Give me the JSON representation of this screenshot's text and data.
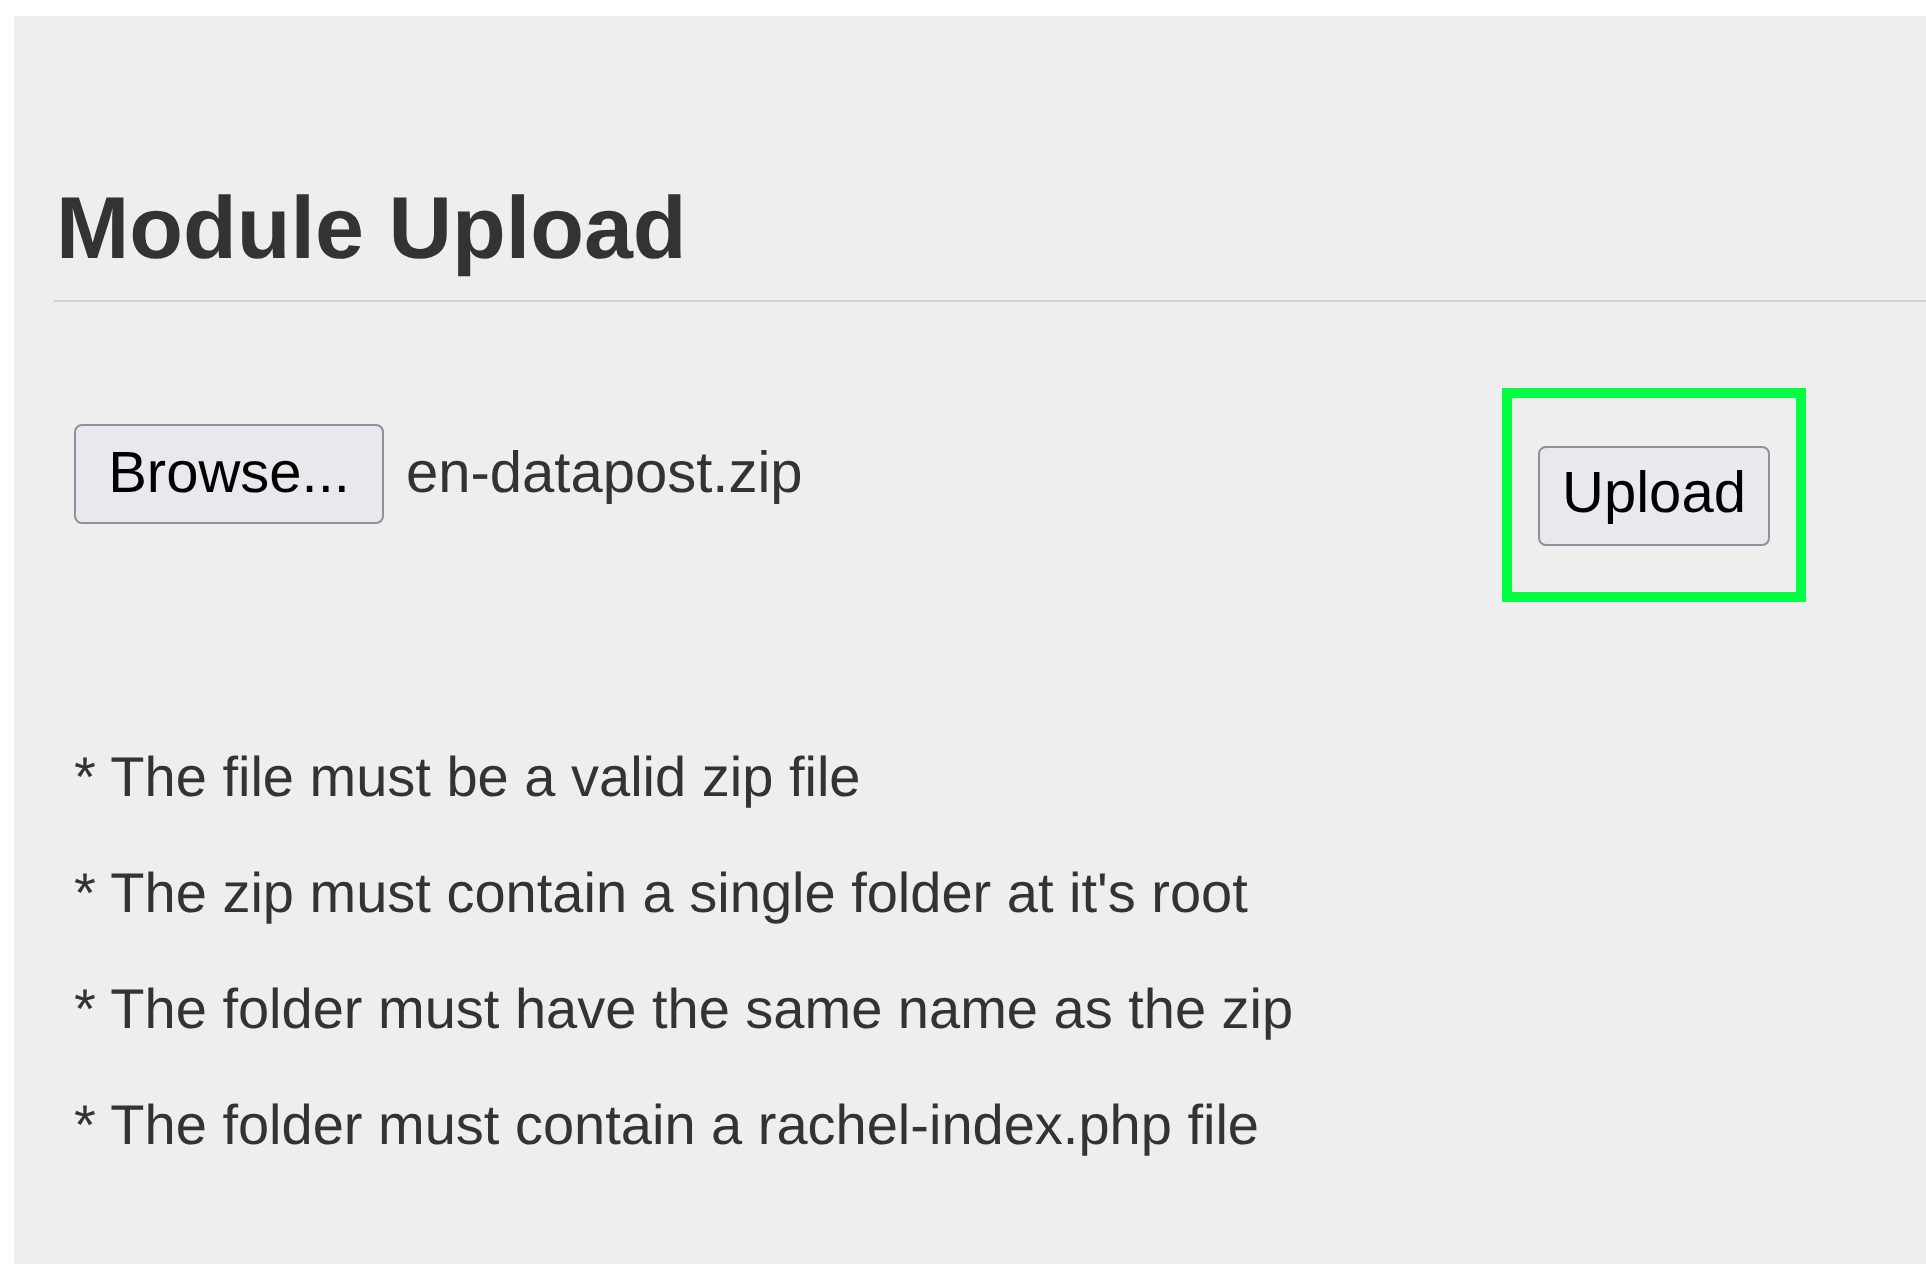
{
  "title": "Module Upload",
  "file_input": {
    "button": "Browse...",
    "filename": "en-datapost.zip"
  },
  "upload_button": {
    "label": "Upload",
    "highlighted": true
  },
  "requirements": [
    "* The file must be a valid zip file",
    "* The zip must contain a single folder at it's root",
    "* The folder must have the same name as the zip",
    "* The folder must contain a rachel-index.php file"
  ]
}
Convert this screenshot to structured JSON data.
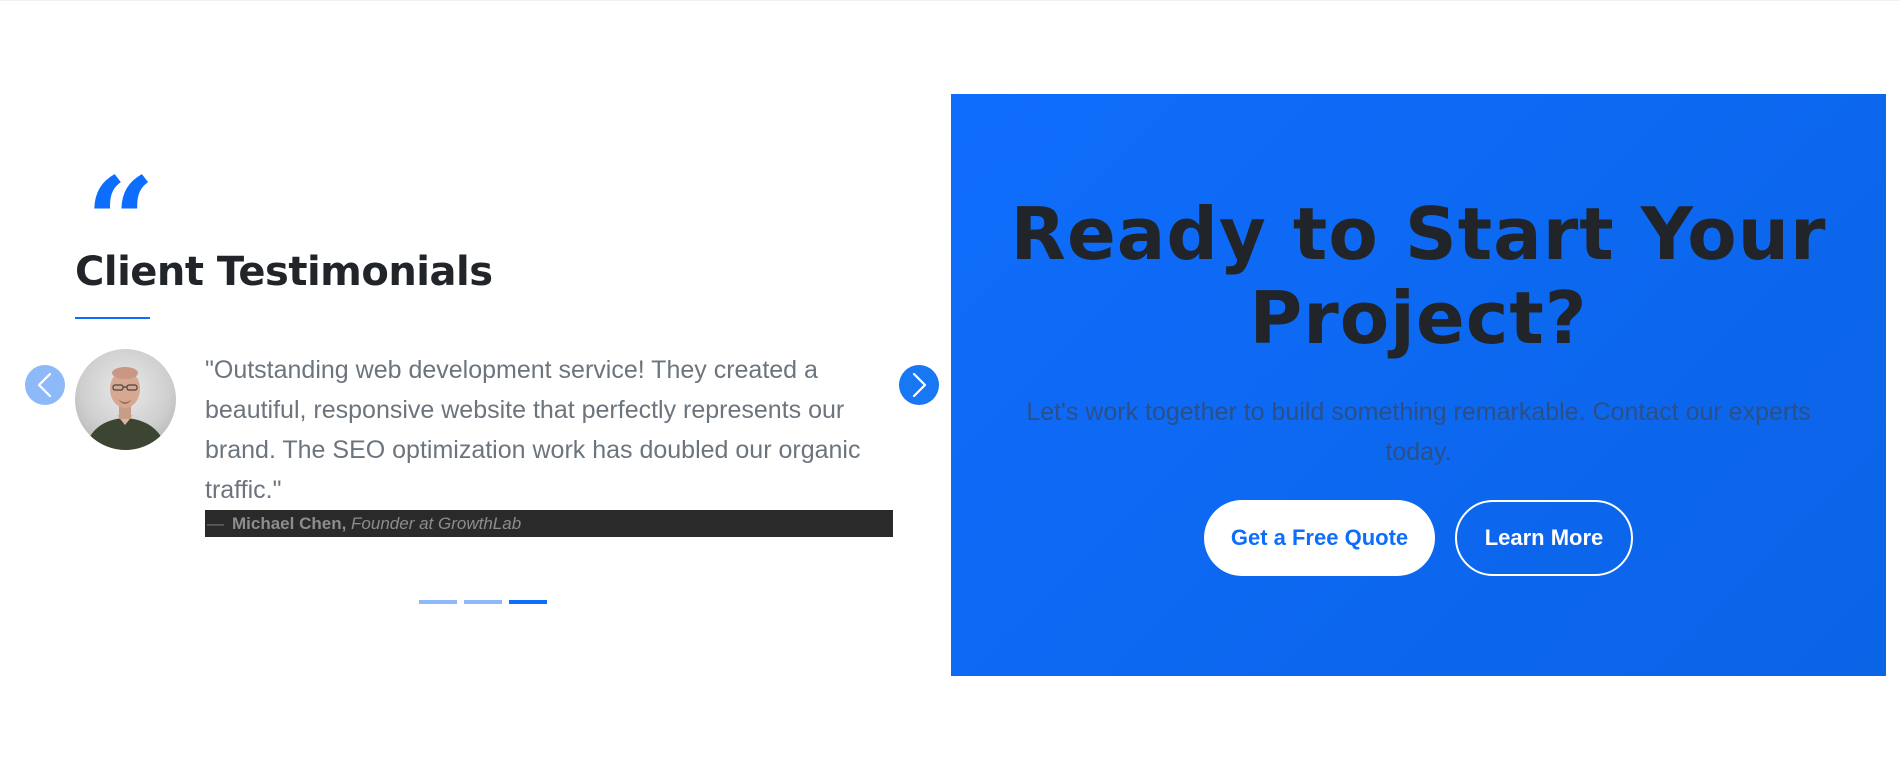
{
  "testimonials": {
    "quote_glyph": "“",
    "title": "Client Testimonials",
    "current": {
      "text": "\"Outstanding web development service! They created a beautiful, responsive website that perfectly represents our brand. The SEO optimization work has doubled our organic traffic.\"",
      "author_dash": "—",
      "author_name": "Michael Chen,",
      "author_role": "Founder at GrowthLab"
    },
    "slide_count": 3,
    "active_slide": 3
  },
  "cta": {
    "title": "Ready to Start Your Project?",
    "subtitle": "Let's work together to build something remarkable. Contact our experts today.",
    "primary_button": "Get a Free Quote",
    "secondary_button": "Learn More"
  },
  "colors": {
    "accent": "#0d6efd",
    "cta_background": "#0f6dfc",
    "heading": "#212529",
    "body_text": "#6c757d",
    "author_bar": "#2a2a2a"
  }
}
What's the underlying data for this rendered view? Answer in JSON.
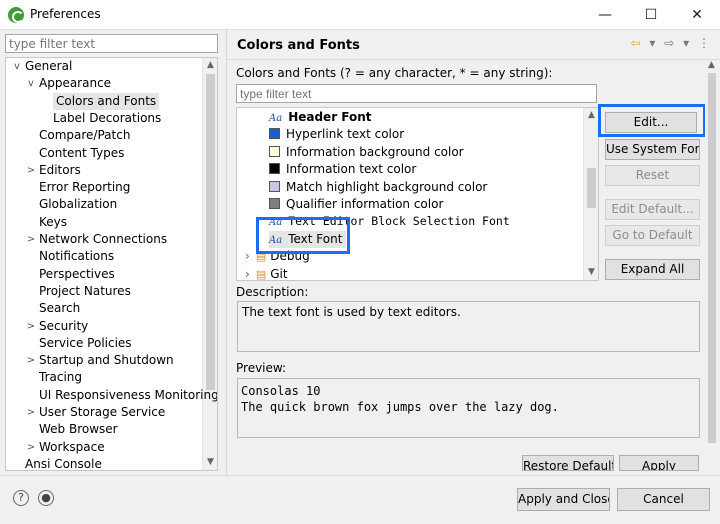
{
  "window": {
    "title": "Preferences",
    "minimize": "—",
    "maximize": "☐",
    "close": "✕"
  },
  "left": {
    "filter_placeholder": "type filter text",
    "tree": [
      {
        "label": "General",
        "expander": "v"
      },
      {
        "label": "Appearance",
        "expander": "v"
      },
      {
        "label": "Colors and Fonts",
        "expander": ""
      },
      {
        "label": "Label Decorations",
        "expander": ""
      },
      {
        "label": "Compare/Patch",
        "expander": ""
      },
      {
        "label": "Content Types",
        "expander": ""
      },
      {
        "label": "Editors",
        "expander": ">"
      },
      {
        "label": "Error Reporting",
        "expander": ""
      },
      {
        "label": "Globalization",
        "expander": ""
      },
      {
        "label": "Keys",
        "expander": ""
      },
      {
        "label": "Network Connections",
        "expander": ">"
      },
      {
        "label": "Notifications",
        "expander": ""
      },
      {
        "label": "Perspectives",
        "expander": ""
      },
      {
        "label": "Project Natures",
        "expander": ""
      },
      {
        "label": "Search",
        "expander": ""
      },
      {
        "label": "Security",
        "expander": ">"
      },
      {
        "label": "Service Policies",
        "expander": ""
      },
      {
        "label": "Startup and Shutdown",
        "expander": ">"
      },
      {
        "label": "Tracing",
        "expander": ""
      },
      {
        "label": "UI Responsiveness Monitoring",
        "expander": ""
      },
      {
        "label": "User Storage Service",
        "expander": ">"
      },
      {
        "label": "Web Browser",
        "expander": ""
      },
      {
        "label": "Workspace",
        "expander": ">"
      },
      {
        "label": "Ansi Console",
        "expander": ""
      }
    ]
  },
  "right": {
    "title": "Colors and Fonts",
    "hint": "Colors and Fonts (? = any character, * = any string):",
    "filter_placeholder": "type filter text",
    "tree": [
      {
        "label": "Header Font",
        "kind": "font-bold",
        "color": ""
      },
      {
        "label": "Hyperlink text color",
        "kind": "color",
        "color": "#1a5fc7"
      },
      {
        "label": "Information background color",
        "kind": "color",
        "color": "#ffffe1"
      },
      {
        "label": "Information text color",
        "kind": "color",
        "color": "#000000"
      },
      {
        "label": "Match highlight background color",
        "kind": "color",
        "color": "#cbc6e8"
      },
      {
        "label": "Qualifier information color",
        "kind": "color",
        "color": "#808080"
      },
      {
        "label": "Text Editor Block Selection Font",
        "kind": "font-mono",
        "color": ""
      },
      {
        "label": "Text Font",
        "kind": "font-selected",
        "color": ""
      },
      {
        "label": "Debug",
        "kind": "category",
        "color": ""
      },
      {
        "label": "Git",
        "kind": "category",
        "color": ""
      }
    ],
    "buttons": {
      "edit": "Edit...",
      "use_system_font": "Use System Font",
      "reset": "Reset",
      "edit_default": "Edit Default...",
      "go_to_default": "Go to Default",
      "expand_all": "Expand All"
    },
    "description_label": "Description:",
    "description": "The text font is used by text editors.",
    "preview_label": "Preview:",
    "preview_line1": "Consolas 10",
    "preview_line2": "The quick brown fox jumps over the lazy dog.",
    "restore_defaults": "Restore Defaults",
    "apply": "Apply"
  },
  "footer": {
    "help_icon": "?",
    "apply_and_close": "Apply and Close",
    "cancel": "Cancel"
  },
  "colors": {
    "highlight": "#1b6ef3"
  }
}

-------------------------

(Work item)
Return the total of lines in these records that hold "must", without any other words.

(Your response)
4